The overall success of the air program will, to a large degree, depend on the level of support provided by
political decision makers, the regulated community and the general public. To generate such support, a
comprehensive and sophisticated public education and outreach strategy will be imperative to build
understanding of the problems underlying federal regulations and programs and acceptance of the
measures that must be implemented.


Targeting Further Efficiencies in the National Air Program

EPA, ECOS and STAPPA and ALAPCO are looking at additional ways to increase program
efficiencies. Areas for scrutiny include streamlining the State Implementation Plan (SIP) process and the
permit process, streamlining and focusing enforcement and inspections, better coordination of
compliance and enforcement efforts, better EPA/State integration of education and outreach efforts,
creative approaches to the development of MACT standards, and elimination of unneeded monitoring to
free resources for other monitoring priorities.


Conclusion

Over the past five years, we have made significant progress in reducing air pollution. Notwithstanding
this progress, as a nation we have not yet realized the Clean Air Act's goal of providing all citizens with
clean, healthful air.


The goal of the National Environmental Performance Partnership System (NEPPS) is to foster improved
stewardship of public health and the environment by directing scarce resources to solving priority
problems and by working collaboratively to take advantage of the relative strengths of both EPA and the
States. One of the critical features of NEPPS is joint planning and priority setting. EPA's meeting with
STAPPA, ALAPCO and ECOS representatives marks a first step toward jointly defining a national air
program strategy. We will continue to seek ways to utilize our collective resources more effectively.
However, efficiencies alone will not be sufficient to meet these new high priority challenges.
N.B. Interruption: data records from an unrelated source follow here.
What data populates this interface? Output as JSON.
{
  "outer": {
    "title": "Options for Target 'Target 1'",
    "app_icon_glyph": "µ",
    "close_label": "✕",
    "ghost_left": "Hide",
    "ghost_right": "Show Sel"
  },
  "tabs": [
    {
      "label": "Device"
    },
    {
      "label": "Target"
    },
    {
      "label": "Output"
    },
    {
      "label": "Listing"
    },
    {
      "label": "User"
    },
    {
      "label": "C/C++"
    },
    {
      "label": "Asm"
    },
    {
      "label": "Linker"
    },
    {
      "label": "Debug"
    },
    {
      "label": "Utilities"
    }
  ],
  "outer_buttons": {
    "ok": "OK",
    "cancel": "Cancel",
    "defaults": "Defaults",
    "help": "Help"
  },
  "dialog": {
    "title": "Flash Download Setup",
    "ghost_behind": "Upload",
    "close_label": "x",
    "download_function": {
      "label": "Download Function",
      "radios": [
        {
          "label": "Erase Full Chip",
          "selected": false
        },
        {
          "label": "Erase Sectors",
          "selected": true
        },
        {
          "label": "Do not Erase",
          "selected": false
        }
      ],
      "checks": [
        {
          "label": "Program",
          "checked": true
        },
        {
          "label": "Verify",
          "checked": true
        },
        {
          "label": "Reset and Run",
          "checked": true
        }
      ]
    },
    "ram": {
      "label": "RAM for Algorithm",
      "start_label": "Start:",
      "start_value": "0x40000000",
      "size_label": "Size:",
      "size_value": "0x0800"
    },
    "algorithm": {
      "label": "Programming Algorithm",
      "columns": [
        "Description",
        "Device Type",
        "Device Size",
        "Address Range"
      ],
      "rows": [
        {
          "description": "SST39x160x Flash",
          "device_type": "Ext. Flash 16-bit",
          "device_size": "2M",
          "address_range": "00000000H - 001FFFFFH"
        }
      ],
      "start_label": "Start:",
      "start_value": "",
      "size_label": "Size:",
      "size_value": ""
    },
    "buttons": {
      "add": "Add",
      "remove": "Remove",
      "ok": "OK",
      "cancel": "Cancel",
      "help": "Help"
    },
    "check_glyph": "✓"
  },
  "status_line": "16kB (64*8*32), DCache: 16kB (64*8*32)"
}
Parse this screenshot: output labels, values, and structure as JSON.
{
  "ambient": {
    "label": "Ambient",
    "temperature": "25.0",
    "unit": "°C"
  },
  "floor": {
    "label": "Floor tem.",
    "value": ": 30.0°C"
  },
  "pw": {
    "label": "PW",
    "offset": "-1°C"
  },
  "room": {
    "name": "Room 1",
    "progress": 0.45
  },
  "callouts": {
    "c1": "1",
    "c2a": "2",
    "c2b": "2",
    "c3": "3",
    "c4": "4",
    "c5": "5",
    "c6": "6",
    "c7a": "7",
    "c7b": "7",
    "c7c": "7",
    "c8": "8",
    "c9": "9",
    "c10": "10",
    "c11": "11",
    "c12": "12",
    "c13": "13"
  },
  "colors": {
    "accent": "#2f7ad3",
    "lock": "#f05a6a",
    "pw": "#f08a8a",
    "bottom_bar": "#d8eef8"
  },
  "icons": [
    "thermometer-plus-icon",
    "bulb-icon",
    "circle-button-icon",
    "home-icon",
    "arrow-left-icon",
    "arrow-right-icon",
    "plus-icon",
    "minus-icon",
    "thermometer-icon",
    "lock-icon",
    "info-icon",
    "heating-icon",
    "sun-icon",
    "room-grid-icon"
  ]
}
For further information, contact: flowers.debra@epa.gov
This Information Last Modified On: 09/18/2008 03:58 PM